Authors: Ching Choo Huang; Robert G. Luther; Michael E. Tayles; Binshan Lin
Addresses: Faculty of Accountancy and Accounting Research Institute, Level 14 Menara SAAS, Universiti Teknologi MARA, Malaysia. ' Bristol Business School, University of the West of England, Coldharbour Lane, Bristol, BS16 1QY, UK. ' Hull University Business School, Cottingham Road, Hull, HU6 7RX, UK. ' College of Business Administration, Louisiana State University in Shreveport, Shreveport, LA 71115, USA

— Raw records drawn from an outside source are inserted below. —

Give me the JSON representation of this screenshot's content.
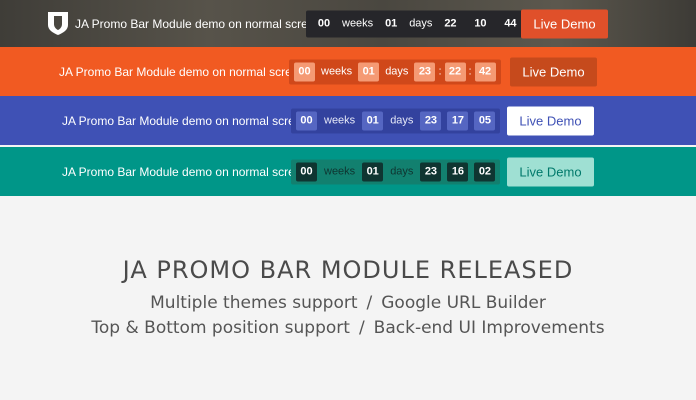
{
  "bars": [
    {
      "message": "JA Promo Bar Module demo on normal screen",
      "countdown": {
        "weeks_value": "00",
        "weeks_label": "weeks",
        "days_value": "01",
        "days_label": "days",
        "hours": "22",
        "minutes": "10",
        "seconds": "44"
      },
      "button_label": "Live Demo"
    },
    {
      "message": "JA Promo Bar Module demo on normal screen",
      "countdown": {
        "weeks_value": "00",
        "weeks_label": "weeks",
        "days_value": "01",
        "days_label": "days",
        "hours": "23",
        "minutes": "22",
        "seconds": "42"
      },
      "button_label": "Live Demo"
    },
    {
      "message": "JA Promo Bar Module demo on normal screen",
      "countdown": {
        "weeks_value": "00",
        "weeks_label": "weeks",
        "days_value": "01",
        "days_label": "days",
        "hours": "23",
        "minutes": "17",
        "seconds": "05"
      },
      "button_label": "Live Demo"
    },
    {
      "message": "JA Promo Bar Module demo on normal screen",
      "countdown": {
        "weeks_value": "00",
        "weeks_label": "weeks",
        "days_value": "01",
        "days_label": "days",
        "hours": "23",
        "minutes": "16",
        "seconds": "02"
      },
      "button_label": "Live Demo"
    }
  ],
  "colon": ":",
  "headline": "JA PROMO BAR MODULE RELEASED",
  "features": {
    "line1": [
      "Multiple themes support",
      "Google URL Builder"
    ],
    "line2": [
      "Top & Bottom position support",
      "Back-end UI Improvements"
    ],
    "separator": "/"
  },
  "colors": {
    "bar_orange": "#f15a22",
    "bar_indigo": "#3f51b5",
    "bar_teal": "#009688",
    "button_dark_orange": "#e0502a"
  },
  "icons": {
    "logo": "shield-logo-icon"
  }
}
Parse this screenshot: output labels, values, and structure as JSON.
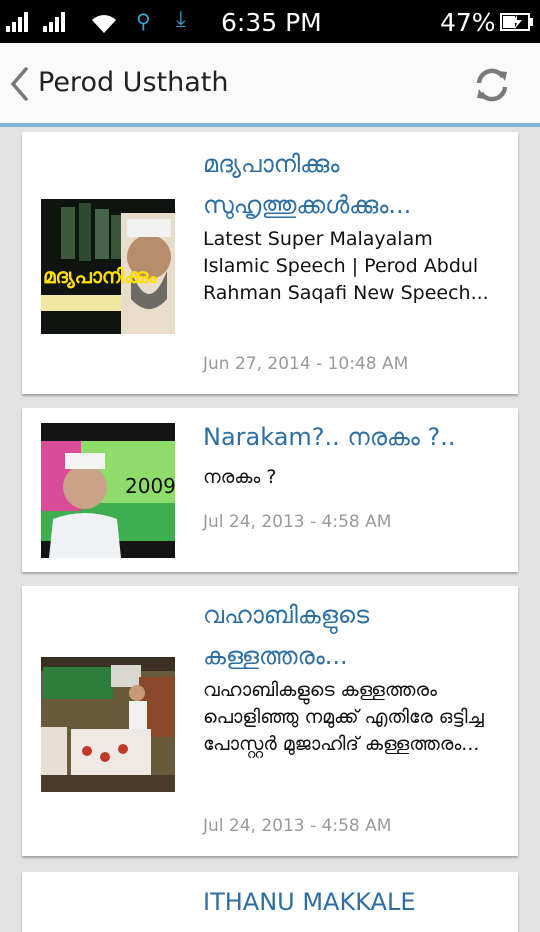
{
  "status_bar": {
    "time": "6:35 PM",
    "battery": "47%",
    "icons": [
      "signal-icon",
      "signal-icon",
      "wifi-icon",
      "usb-icon",
      "download-icon",
      "battery-charging-icon"
    ]
  },
  "action_bar": {
    "title": "Perod Usthath",
    "back_icon": "chevron-left-icon",
    "refresh_icon": "refresh-icon"
  },
  "colors": {
    "accent": "#7fb5d9",
    "title_link": "#2d6fa3",
    "date": "#9a9a9a",
    "background": "#e3e3e3"
  },
  "videos": [
    {
      "title": "മദ്യപാനിക്കും സുഹൃത്തുക്കൾക്കും...",
      "description": "Latest Super Malayalam Islamic Speech | Perod Abdul Rahman Saqafi New Speech...",
      "date": "Jun 27, 2014 - 10:48 AM",
      "thumb_text": "മദ്യപാനിക്കും"
    },
    {
      "title": "Narakam?.. നരകം ?..",
      "description": "നരകം ?",
      "date": "Jul 24, 2013 - 4:58 AM",
      "thumb_text": "2009"
    },
    {
      "title": "വഹാബികളുടെ കള്ളത്തരം...",
      "description": "വഹാബികളുടെ കള്ളത്തരം പൊളിഞ്ഞു നമുക്ക് എതിരേ ഒട്ടിച്ച പോസ്റ്റർ മുജാഹിദ് കള്ളത്തരം...",
      "date": "Jul 24, 2013 - 4:58 AM",
      "thumb_text": ""
    },
    {
      "title": "ITHANU MAKKALE",
      "description": "",
      "date": "",
      "thumb_text": ""
    }
  ]
}
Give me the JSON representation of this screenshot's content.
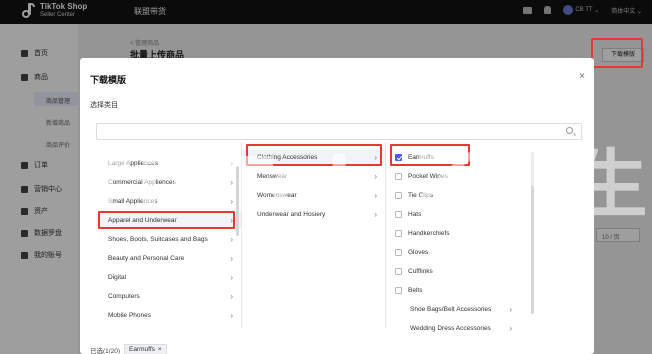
{
  "topbar": {
    "logo_line1": "TikTok Shop",
    "logo_line2": "Seller Center",
    "title": "联盟带货",
    "user": "CB TT",
    "lang": "简体中文"
  },
  "sidebar": {
    "items": [
      {
        "label": "首页"
      },
      {
        "label": "商品"
      },
      {
        "label": "订单"
      },
      {
        "label": "营销中心"
      },
      {
        "label": "资产"
      },
      {
        "label": "数据罗盘"
      },
      {
        "label": "我的账号"
      }
    ],
    "subitems": [
      {
        "label": "商品管理"
      },
      {
        "label": "新增商品"
      },
      {
        "label": "商品评价"
      }
    ]
  },
  "background": {
    "breadcrumb": "< 管理商品",
    "title": "批量上传商品",
    "download_button": "下载模版",
    "per_page": "10 / 页"
  },
  "modal": {
    "title": "下载模版",
    "close": "×",
    "subtitle": "选择类目",
    "column1": [
      {
        "label": "Large Appliences"
      },
      {
        "label": "Commercial Appliences"
      },
      {
        "label": "Small Appliences"
      },
      {
        "label": "Apparel and Underwear"
      },
      {
        "label": "Shoes, Boots, Suitcases and Bags"
      },
      {
        "label": "Beauty and Personal Care"
      },
      {
        "label": "Digital"
      },
      {
        "label": "Computers"
      },
      {
        "label": "Mobile Phones"
      }
    ],
    "column2": [
      {
        "label": "Clothing Accessories"
      },
      {
        "label": "Menswear"
      },
      {
        "label": "Womenswear"
      },
      {
        "label": "Underwear and Hosiery"
      }
    ],
    "column3": [
      {
        "label": "Earmuffs",
        "checked": true
      },
      {
        "label": "Pocket Wipes",
        "checked": false
      },
      {
        "label": "Tie Clips",
        "checked": false
      },
      {
        "label": "Hats",
        "checked": false
      },
      {
        "label": "Handkerchiefs",
        "checked": false
      },
      {
        "label": "Gloves",
        "checked": false
      },
      {
        "label": "Cufflinks",
        "checked": false
      },
      {
        "label": "Belts",
        "checked": false
      },
      {
        "label": "Shoe Bags/Belt Accessories"
      },
      {
        "label": "Wedding Dress Accessories"
      }
    ],
    "chevron": "›",
    "footer_label": "已选(1/20)",
    "selected_tag": "Earmuffs",
    "tag_remove": "×"
  },
  "watermark": "TikTok 乙先生"
}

Abstract: This paper explores the internal intellectual capital (IC) information gaps by examining the extent to which IC information is made available by the internal accounting system as well as how important IC information is to managers in carrying out their jobs. A postal survey, with the aid of a questionnaire, was conducted on Malaysian listed companies. Generally, the mean scores for the importance of IC information are greater than those of availability. It was found that IC information gaps do exist. Out of the 46 IC information items only two of them, namely 'employee recruitment costs' and 'employees' level of education/qualification', do not differ significantly between their availability and importance. There is a need to supply more information on the other 44 IC information items in Malaysian companies. It is concluded that the current financial accounting system does not produce sufficient IC information for managers in Malaysia.
Keywords: intellectual capital; information gaps; Malaysia; accounting systems; internal accounting; managers; listed companies; recruitment costs; employees; education levels; employee recruitment; employee qualifications; financial accounting; learning; intellectual capital.
International Journal of Learning and Intellectual Capital, 2012 Vol.9 No.4, pp.448 - 463
Published online: 10 Oct 2012 *Full-text access for editors Access for subscribers Purchase this article Comment on this article